“If you eliminate the impossible, whatever remains, however improbable, must be the truth.” — Star Trek VI: The Undiscovered Country, 1991
For many biracial Star Trek viewers, the half-human, half-Vulcan Spock held a mirror to their own experiences. In a segment for NPR’s All Things Considered, Arun Rath cites a Star Trek episode in which Captain Kirk must make Spock explosively angry in order to save him. Kirk calls out Spock’s mixed-race heritage, spitting “half-breed” with a contempt perhaps all too familiar to biracial children growing up in 1950s and ’60s America.
Spock’s treatment on the show “echoes the markers of race here on Earth,” Rath says in the broadcast. “As a kid in the American suburbs in the ’70s, being half-Indian really did feel like being half-alien. In the presence of my white friends, my Indian culture sure came across like it was from another planet.”
Leonard Nimoy’s Letter to All of Us (Archipelago)
Nimoy, too, was aware of the power and responsibility Mr. Spock wielded as a biracial role model.
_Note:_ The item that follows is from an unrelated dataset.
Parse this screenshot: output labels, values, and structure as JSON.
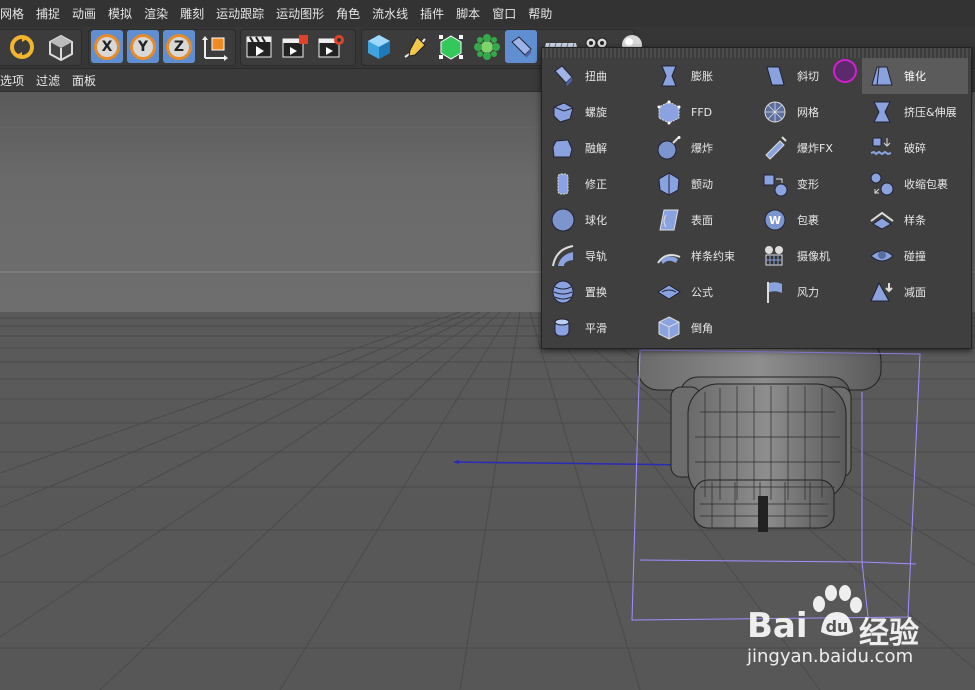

In a 1968 article in the teen magazine FaVE, he offered advice and comfort to a young biracial girl who had written in to ask Spock how she should navigate the world while being ostracized by her black and white peers alike, much as Spock was made to feel apart from both humans and Vulcans.
Contemplating this letter, unearthed by BuzzFeed in 2013, Nigerian-American writer and editor Ijeoma Oluo reflects on why she was so fascinated with Spock as a child. “I remember watching Spock struggle with the Vulcan community’s perception that he had been dirtied by his human blood,” she writes. “I remember watching the snide remarks his human shipmates made about his Vulcan heritage and yelling at the screen, ‘You just don’t understand him!’ […] I didn’t fully understand at the time that Spock’s isolation echoed my own.”
“The needs of the many outweigh the needs of the few, or the one.” — Star Trek II: The Wrath of Khan, 1982
Spock and the Legacy of Star Trek (Medium)
In an age of dystopian science fiction depicting worlds overrun by malevolent machines or hyper-evolved apes, Star Trek offered a vision of “a vastly improved future where we not only retained our humanity, but where the very best aspects of what it means to be human enabled us to create a civilization that gave us every reason to hope for something grander,” writes Ethan Siegel.
As a Vulcan-human with a reverence for logic and dispassionate analysis, a character “whose very differences made him uniquely valuable,” Siegel writes, Spock embodied the series’ ideal “that bringing a diversity of living beings together — with their own individual experiences and histories — would produce a stronger civilization than any alone.”
Written by Rebecca Hiscott, Kickstarter’s engagement specialist.